(Interface dataset entries)
[Start of Attachment]

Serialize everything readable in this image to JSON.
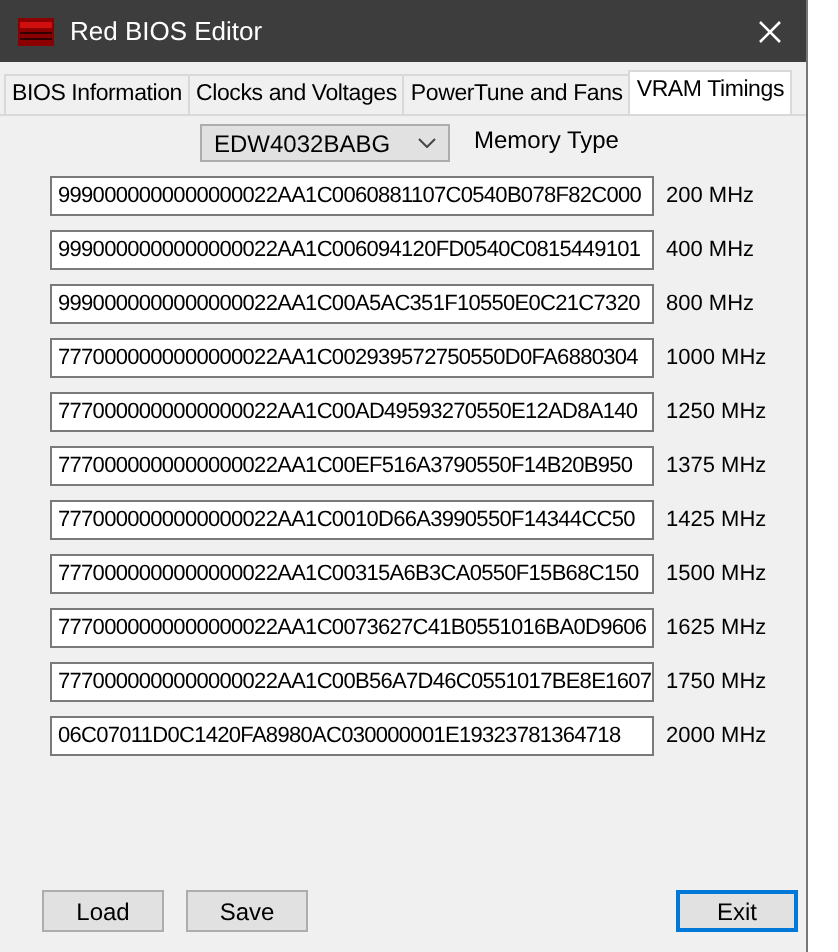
{
  "window": {
    "title": "Red BIOS Editor"
  },
  "tabs": [
    {
      "label": "BIOS Information",
      "selected": false
    },
    {
      "label": "Clocks and Voltages",
      "selected": false
    },
    {
      "label": "PowerTune and Fans",
      "selected": false
    },
    {
      "label": "VRAM Timings",
      "selected": true
    }
  ],
  "memory_type": {
    "value": "EDW4032BABG",
    "label": "Memory Type"
  },
  "timings": [
    {
      "value": "9990000000000000022AA1C0060881107C0540B078F82C000",
      "frequency": "200 MHz"
    },
    {
      "value": "9990000000000000022AA1C006094120FD0540C0815449101",
      "frequency": "400 MHz"
    },
    {
      "value": "9990000000000000022AA1C00A5AC351F10550E0C21C7320",
      "frequency": "800 MHz"
    },
    {
      "value": "7770000000000000022AA1C002939572750550D0FA6880304",
      "frequency": "1000 MHz"
    },
    {
      "value": "7770000000000000022AA1C00AD49593270550E12AD8A140",
      "frequency": "1250 MHz"
    },
    {
      "value": "7770000000000000022AA1C00EF516A3790550F14B20B950",
      "frequency": "1375 MHz"
    },
    {
      "value": "7770000000000000022AA1C0010D66A3990550F14344CC50",
      "frequency": "1425 MHz"
    },
    {
      "value": "7770000000000000022AA1C00315A6B3CA0550F15B68C150",
      "frequency": "1500 MHz"
    },
    {
      "value": "7770000000000000022AA1C0073627C41B0551016BA0D9606",
      "frequency": "1625 MHz"
    },
    {
      "value": "7770000000000000022AA1C00B56A7D46C0551017BE8E1607",
      "frequency": "1750 MHz"
    },
    {
      "value": "06C07011D0C1420FA8980AC030000001E19323781364718",
      "frequency": "2000 MHz"
    }
  ],
  "buttons": [
    {
      "label": "Load",
      "focused": false
    },
    {
      "label": "Save",
      "focused": false
    },
    {
      "label": "Exit",
      "focused": true
    }
  ]
}
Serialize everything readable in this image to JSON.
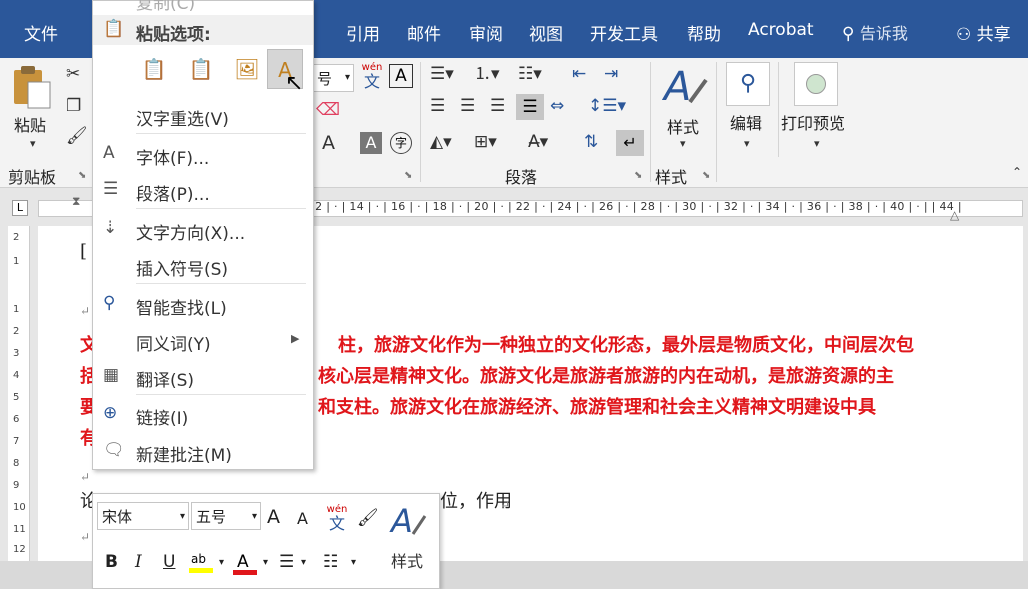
{
  "tabs": {
    "file": "文件",
    "references": "引用",
    "mailings": "邮件",
    "review": "审阅",
    "view": "视图",
    "developer": "开发工具",
    "help": "帮助",
    "acrobat": "Acrobat",
    "tell_me": "告诉我",
    "share": "共享"
  },
  "ribbon": {
    "paste_label": "粘贴",
    "clipboard_label": "剪贴板",
    "font_size_value": "号",
    "phonetic_top": "wén",
    "phonetic_char": "文",
    "boxed_a": "A",
    "shrink_a": "A",
    "char_shading_a": "A",
    "enclose_char": "字",
    "paragraph_label": "段落",
    "styles_label": "样式",
    "styles_group_label": "样式",
    "edit_label": "编辑",
    "print_preview_label": "打印预览"
  },
  "ruler": {
    "ticks": "| 12 | · | 14 | · | 16 | · | 18 | · | 20 | · | 22 | · | 24 | · | 26 | · | 28 | · | 30 | · | 32 | · | 34 | · | 36 | · | 38 | · | 40 | · |  | 44 |"
  },
  "vruler": [
    "2",
    "1",
    "",
    "1",
    "2",
    "3",
    "4",
    "5",
    "6",
    "7",
    "8",
    "9",
    "10",
    "11",
    "12"
  ],
  "document": {
    "bracket_text": "[",
    "para_mark": "↵",
    "red_line1_a": "文",
    "red_line1_b": "柱，旅游文化作为一种独立的文化形态，最外层是物质文化，中间层次包",
    "red_line2_a": "括",
    "red_line2_b": "核心层是精神文化。旅游文化是旅游者旅游的内在动机，是旅游资源的主",
    "red_line3_a": "要",
    "red_line3_b": "和支柱。旅游文化在旅游经济、旅游管理和社会主义精神文明建设中具",
    "red_line4_a": "有",
    "black_line_a": "论",
    "black_line_b": "位，作用"
  },
  "context_menu": {
    "copy_partial": "复制(C)",
    "paste_options_header": "粘贴选项:",
    "reconvert": "汉字重选(V)",
    "font": "字体(F)...",
    "paragraph": "段落(P)...",
    "text_direction": "文字方向(X)...",
    "insert_symbol": "插入符号(S)",
    "smart_lookup": "智能查找(L)",
    "synonyms": "同义词(Y)",
    "translate": "翻译(S)",
    "link": "链接(I)",
    "new_comment": "新建批注(M)"
  },
  "mini_toolbar": {
    "font_name": "宋体",
    "font_size": "五号",
    "grow_font": "A",
    "shrink_font": "A",
    "phonetic_top": "wén",
    "phonetic_char": "文",
    "bold": "B",
    "italic": "I",
    "underline": "U",
    "highlight_ab": "ab",
    "font_color_a": "A",
    "styles_label": "样式"
  },
  "colors": {
    "tab_bar": "#2b579a",
    "accent_red": "#e0161b",
    "highlight_yellow": "#ffff00"
  }
}
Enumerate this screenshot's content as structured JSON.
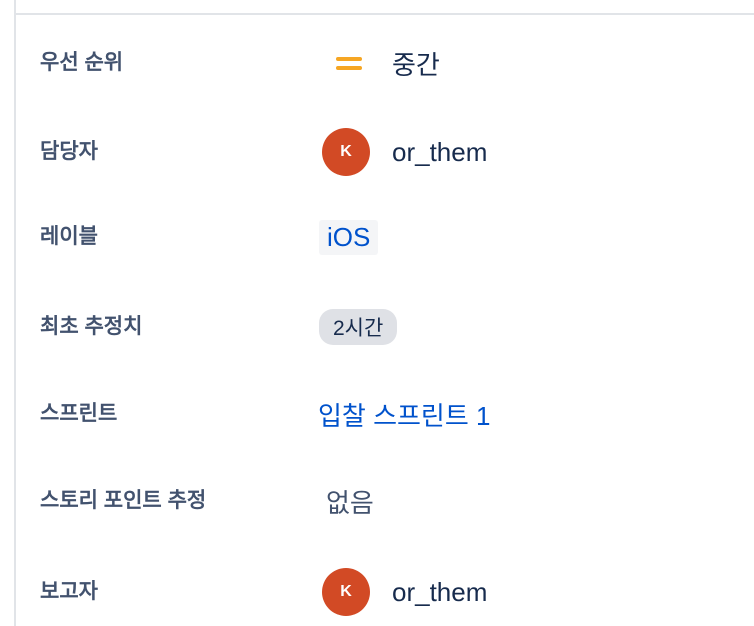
{
  "fields": {
    "priority": {
      "label": "우선 순위",
      "value": "중간",
      "icon": "priority-medium-icon",
      "color": "#f6a623"
    },
    "assignee": {
      "label": "담당자",
      "avatar_initial": "K",
      "name": "or_them",
      "avatar_color": "#d24a25"
    },
    "labels": {
      "label": "레이블",
      "value": "iOS"
    },
    "original_estimate": {
      "label": "최초 추정치",
      "value": "2시간"
    },
    "sprint": {
      "label": "스프린트",
      "value": "입찰 스프린트 1"
    },
    "story_points": {
      "label": "스토리 포인트 추정",
      "value": "없음"
    },
    "reporter": {
      "label": "보고자",
      "avatar_initial": "K",
      "name": "or_them",
      "avatar_color": "#d24a25"
    }
  }
}
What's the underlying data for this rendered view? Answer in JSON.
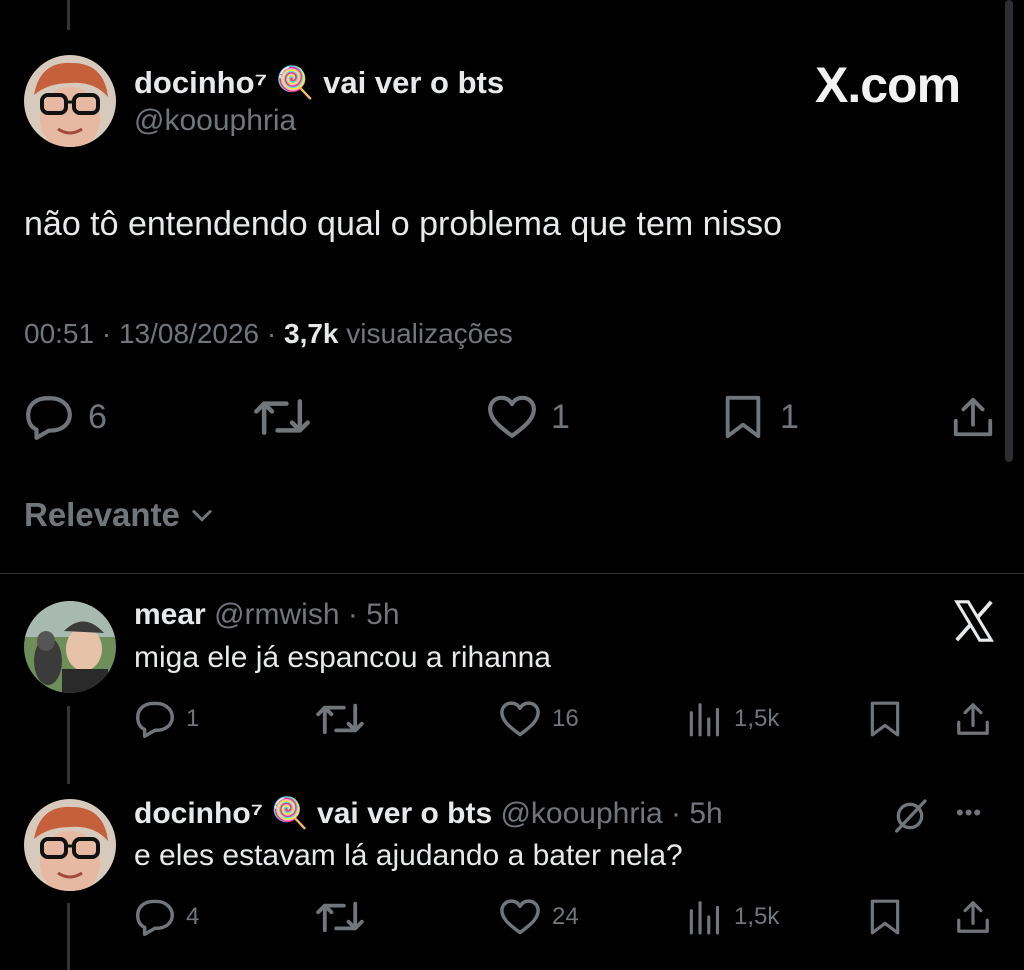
{
  "main_tweet": {
    "display_name": "docinho⁷ 🍭 vai ver o bts",
    "handle": "@koouphria",
    "brand": "X.com",
    "text": "não tô entendendo qual o problema que tem nisso",
    "time": "00:51",
    "sep1": "·",
    "date": "13/08/2026",
    "sep2": "·",
    "views_count": "3,7k",
    "views_label": "visualizações",
    "replies": "6",
    "likes": "1",
    "bookmarks": "1"
  },
  "sort": {
    "label": "Relevante"
  },
  "replies": [
    {
      "display_name": "mear",
      "handle": "@rmwish",
      "time": "· 5h",
      "text": "miga ele já espancou a rihanna",
      "replies": "1",
      "likes": "16",
      "views": "1,5k"
    },
    {
      "display_name": "docinho⁷ 🍭 vai ver o bts",
      "handle": "@koouphria",
      "time": "· 5h",
      "text": "e eles estavam lá ajudando a bater nela?",
      "replies": "4",
      "likes": "24",
      "views": "1,5k",
      "more": "•••"
    }
  ],
  "colors": {
    "background": "#000000",
    "text": "#e7e9ea",
    "muted": "#71767b",
    "divider": "#2f3336"
  }
}
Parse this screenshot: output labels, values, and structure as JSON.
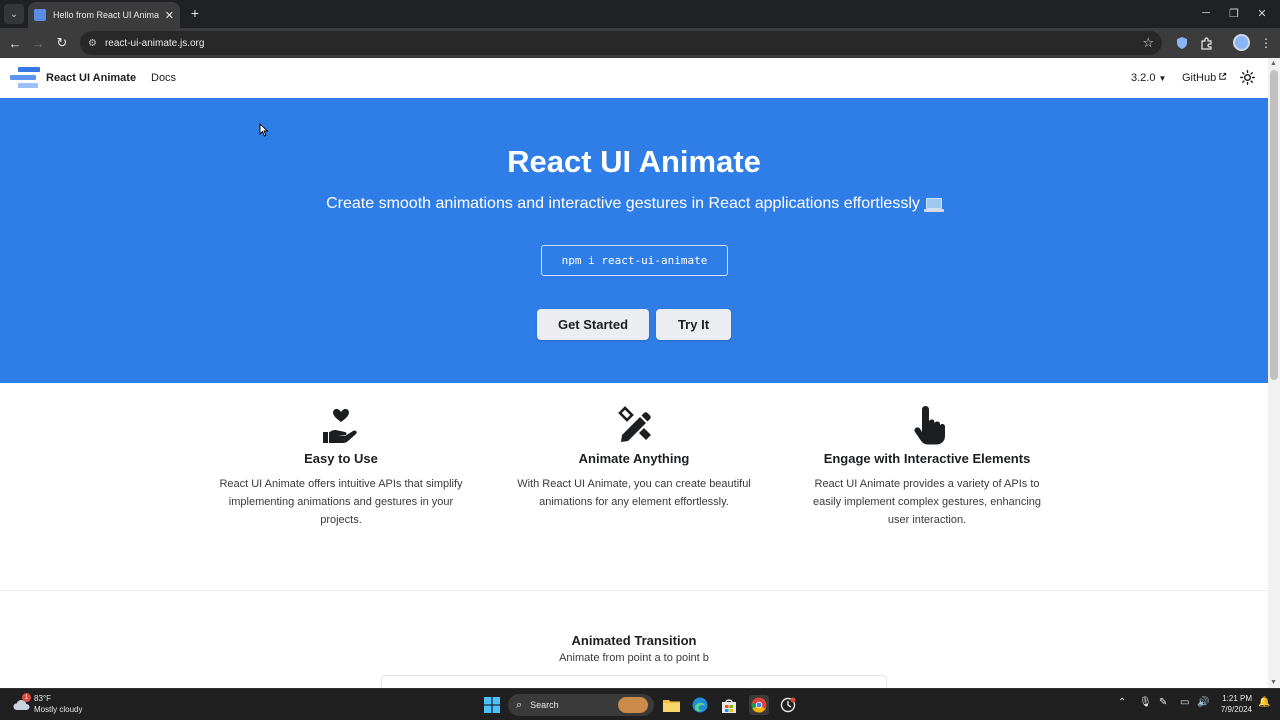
{
  "browser": {
    "tab_title": "Hello from React UI Animate | R",
    "url": "react-ui-animate.js.org"
  },
  "site_nav": {
    "brand": "React UI Animate",
    "docs": "Docs",
    "version": "3.2.0",
    "github": "GitHub"
  },
  "hero": {
    "title": "React UI Animate",
    "subtitle": "Create smooth animations and interactive gestures in React applications effortlessly",
    "install_command": "npm i react-ui-animate",
    "get_started": "Get Started",
    "try_it": "Try It",
    "background_color": "#2f7de6"
  },
  "features": [
    {
      "icon": "hand-holding-heart-icon",
      "title": "Easy to Use",
      "description": "React UI Animate offers intuitive APIs that simplify implementing animations and gestures in your projects."
    },
    {
      "icon": "pen-ruler-icon",
      "title": "Animate Anything",
      "description": "With React UI Animate, you can create beautiful animations for any element effortlessly."
    },
    {
      "icon": "hand-pointer-icon",
      "title": "Engage with Interactive Elements",
      "description": "React UI Animate provides a variety of APIs to easily implement complex gestures, enhancing user interaction."
    }
  ],
  "demo": {
    "title": "Animated Transition",
    "subtitle": "Animate from point a to point b"
  },
  "taskbar": {
    "weather_temp": "83°F",
    "weather_desc": "Mostly cloudy",
    "weather_badge": "1",
    "search": "Search",
    "time": "1:21 PM",
    "date": "7/9/2024"
  }
}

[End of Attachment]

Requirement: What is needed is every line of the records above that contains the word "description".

Task output:
      "description": "React UI Animate offers intuitive APIs that simplify implementing animations and gestures in your projects."
      "description": "With React UI Animate, you can create beautiful animations for any element effortlessly."
      "description": "React UI Animate provides a variety of APIs to easily implement complex gestures, enhancing user interaction."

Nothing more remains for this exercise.